Dozens have died during a sweltering heat wave in Karachi, a southern port city in Pakistan, according to the Edhi Foundation, an organization that runs the city’s morgue. The foundation reports that 114 bodies were brought to their morgue from Saturday through Monday, and attributed 65 of the deaths to heat stroke. The province’s health minister, Fazlullah Pechuho, disputes that report.
Sustained temperatures of over 104 degrees Fahrenheit, including upwards of 111 degrees on Monday, caused local authorities to urge people to stay inside and drink water. However, in a majority-Muslim city of 15 million, the heat wave has coincided with Ramadan, the Muslim holy month, in which followers fast from sunrise to sunset. This fasting includes the intake of water.
Additionally, scheduled load-shedding – planned power outages in specific areas designed to reduce the strain on the power grid – has left parts of the city in the dark and without air conditioning for prolonged periods of time, particularly in factory districts. Certain areas have experienced up to seven hours of power loss a day.
According to the Edhi Foundation, many of the reported dead were factory workers, particularly from low income working-class areas. “They work around heaters and boilers in textile factories and there is eight to nine hours of (scheduled power outages) in these areas,” Faisil Edhi, the director of the Edhi Foundation told The Guardian.
Other deaths included the elderly and people with preexisting health conditions.
Despite the Foundation’s stance on the cause behind the deaths – namely heatstroke and dehydration – the province’s health minister, Fazlullah Pechuho, staunchly disagrees.
“Only doctors and hospitals can decide whether the cause of death was heat stroke or not. I categorically reject that people have died due to heat stroke in Karachi,” Pechucho told the Dawn newspaper, adding that no hospitals in the region had received a patient suffering from heat stroke.
There are fears that this year could echo June of 2015. The heat wave during Ramadan in 2015 also coincided with frequent power outages, and resulted in temperatures of upwards of 113 degrees Fahrenheit. The New York Times reported 1,000 deaths as hospitals were overrun with over 14,000 patients suffering from dehydration and heat stroke. In 2015, the Edhi morgue ran out of freezer space after 650 bodies were brought in a short period of time, prompting ambulances to leave corpses outside of the morgue in the overwhelming heat.
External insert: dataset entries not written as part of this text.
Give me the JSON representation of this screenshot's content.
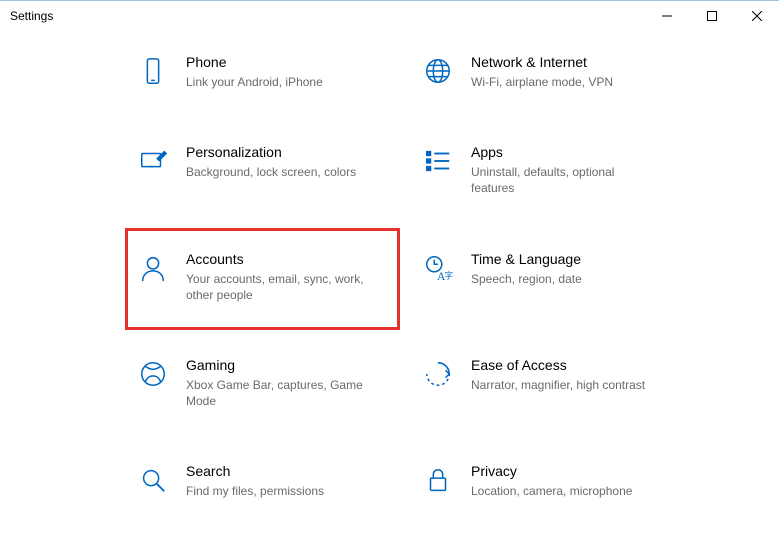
{
  "window": {
    "title": "Settings"
  },
  "tiles": {
    "phone": {
      "title": "Phone",
      "desc": "Link your Android, iPhone"
    },
    "network": {
      "title": "Network & Internet",
      "desc": "Wi-Fi, airplane mode, VPN"
    },
    "personalization": {
      "title": "Personalization",
      "desc": "Background, lock screen, colors"
    },
    "apps": {
      "title": "Apps",
      "desc": "Uninstall, defaults, optional features"
    },
    "accounts": {
      "title": "Accounts",
      "desc": "Your accounts, email, sync, work, other people"
    },
    "time": {
      "title": "Time & Language",
      "desc": "Speech, region, date"
    },
    "gaming": {
      "title": "Gaming",
      "desc": "Xbox Game Bar, captures, Game Mode"
    },
    "ease": {
      "title": "Ease of Access",
      "desc": "Narrator, magnifier, high contrast"
    },
    "search": {
      "title": "Search",
      "desc": "Find my files, permissions"
    },
    "privacy": {
      "title": "Privacy",
      "desc": "Location, camera, microphone"
    }
  }
}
Residents are hoping for respite from the sweltering heat, as Thursday brought coastal winds that cooled the city to highs around 100 degrees. The temperatures for the rest of the week look to stay under 104 degrees Fahrenheit.
Sources and further reading:
Dozens Die in Karachi From Relentless Heat – The New York Times
Death toll climbs in Karachi heatwave – The Guardian
Death Toll From Heat Wave in Karachi, Pakistan, Hits 1,000 – The New York Times